## Directions for this task
Write only the number of lines in the records beneath that hold "joined".
*** Working data ***
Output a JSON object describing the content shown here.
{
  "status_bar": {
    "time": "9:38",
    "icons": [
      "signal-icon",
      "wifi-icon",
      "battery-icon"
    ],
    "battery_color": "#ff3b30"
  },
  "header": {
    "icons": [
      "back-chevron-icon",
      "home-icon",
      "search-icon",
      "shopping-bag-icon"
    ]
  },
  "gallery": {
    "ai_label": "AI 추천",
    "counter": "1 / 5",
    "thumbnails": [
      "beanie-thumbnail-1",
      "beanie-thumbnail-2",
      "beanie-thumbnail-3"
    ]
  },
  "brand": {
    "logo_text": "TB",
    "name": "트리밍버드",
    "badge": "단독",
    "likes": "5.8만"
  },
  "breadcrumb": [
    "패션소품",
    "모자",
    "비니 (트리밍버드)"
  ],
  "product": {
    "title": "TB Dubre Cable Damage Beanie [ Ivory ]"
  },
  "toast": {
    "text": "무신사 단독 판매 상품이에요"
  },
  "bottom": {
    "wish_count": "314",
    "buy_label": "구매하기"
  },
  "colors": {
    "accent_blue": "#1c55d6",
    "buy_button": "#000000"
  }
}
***
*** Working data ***
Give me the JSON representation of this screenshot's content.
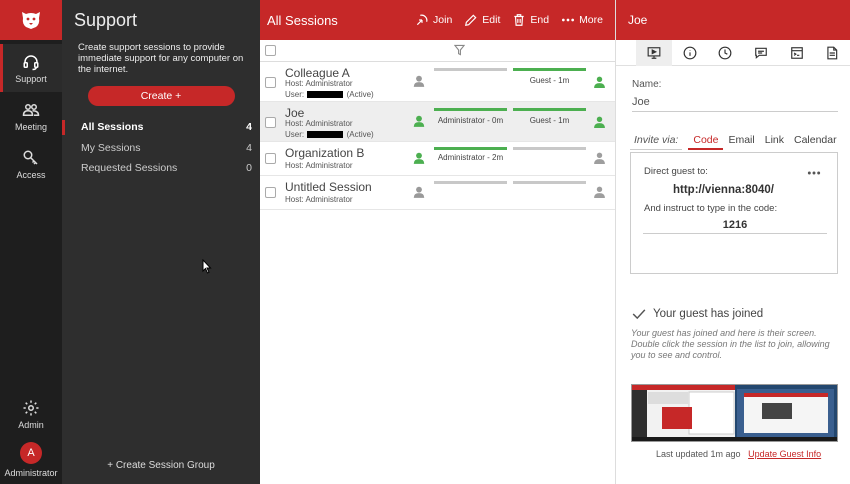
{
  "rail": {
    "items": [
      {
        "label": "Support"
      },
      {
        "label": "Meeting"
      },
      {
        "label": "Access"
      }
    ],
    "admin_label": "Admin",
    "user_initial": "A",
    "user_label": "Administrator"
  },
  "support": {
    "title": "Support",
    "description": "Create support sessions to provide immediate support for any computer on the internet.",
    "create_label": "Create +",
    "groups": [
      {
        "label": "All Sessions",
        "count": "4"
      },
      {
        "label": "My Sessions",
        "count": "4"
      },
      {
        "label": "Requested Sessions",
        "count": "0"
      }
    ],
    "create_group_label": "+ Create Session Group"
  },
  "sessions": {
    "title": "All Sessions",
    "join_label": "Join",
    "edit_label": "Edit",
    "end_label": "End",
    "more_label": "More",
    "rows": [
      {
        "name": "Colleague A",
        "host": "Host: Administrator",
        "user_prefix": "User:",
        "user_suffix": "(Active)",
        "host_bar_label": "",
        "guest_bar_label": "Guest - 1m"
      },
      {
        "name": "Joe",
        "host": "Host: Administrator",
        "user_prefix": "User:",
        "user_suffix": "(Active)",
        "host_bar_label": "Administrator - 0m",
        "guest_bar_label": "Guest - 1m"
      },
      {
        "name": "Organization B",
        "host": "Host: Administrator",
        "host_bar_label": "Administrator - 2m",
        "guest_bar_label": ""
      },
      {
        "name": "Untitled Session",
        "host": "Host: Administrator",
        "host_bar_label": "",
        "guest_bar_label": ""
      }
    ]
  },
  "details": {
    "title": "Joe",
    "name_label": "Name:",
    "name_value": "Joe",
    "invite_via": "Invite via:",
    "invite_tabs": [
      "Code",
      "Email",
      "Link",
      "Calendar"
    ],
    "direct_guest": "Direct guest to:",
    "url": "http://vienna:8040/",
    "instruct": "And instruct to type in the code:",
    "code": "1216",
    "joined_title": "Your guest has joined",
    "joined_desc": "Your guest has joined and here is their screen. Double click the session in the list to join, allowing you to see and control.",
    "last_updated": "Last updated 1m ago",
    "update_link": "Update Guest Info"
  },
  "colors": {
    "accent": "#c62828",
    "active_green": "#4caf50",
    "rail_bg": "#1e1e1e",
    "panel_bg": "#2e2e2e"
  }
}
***
## Written response
2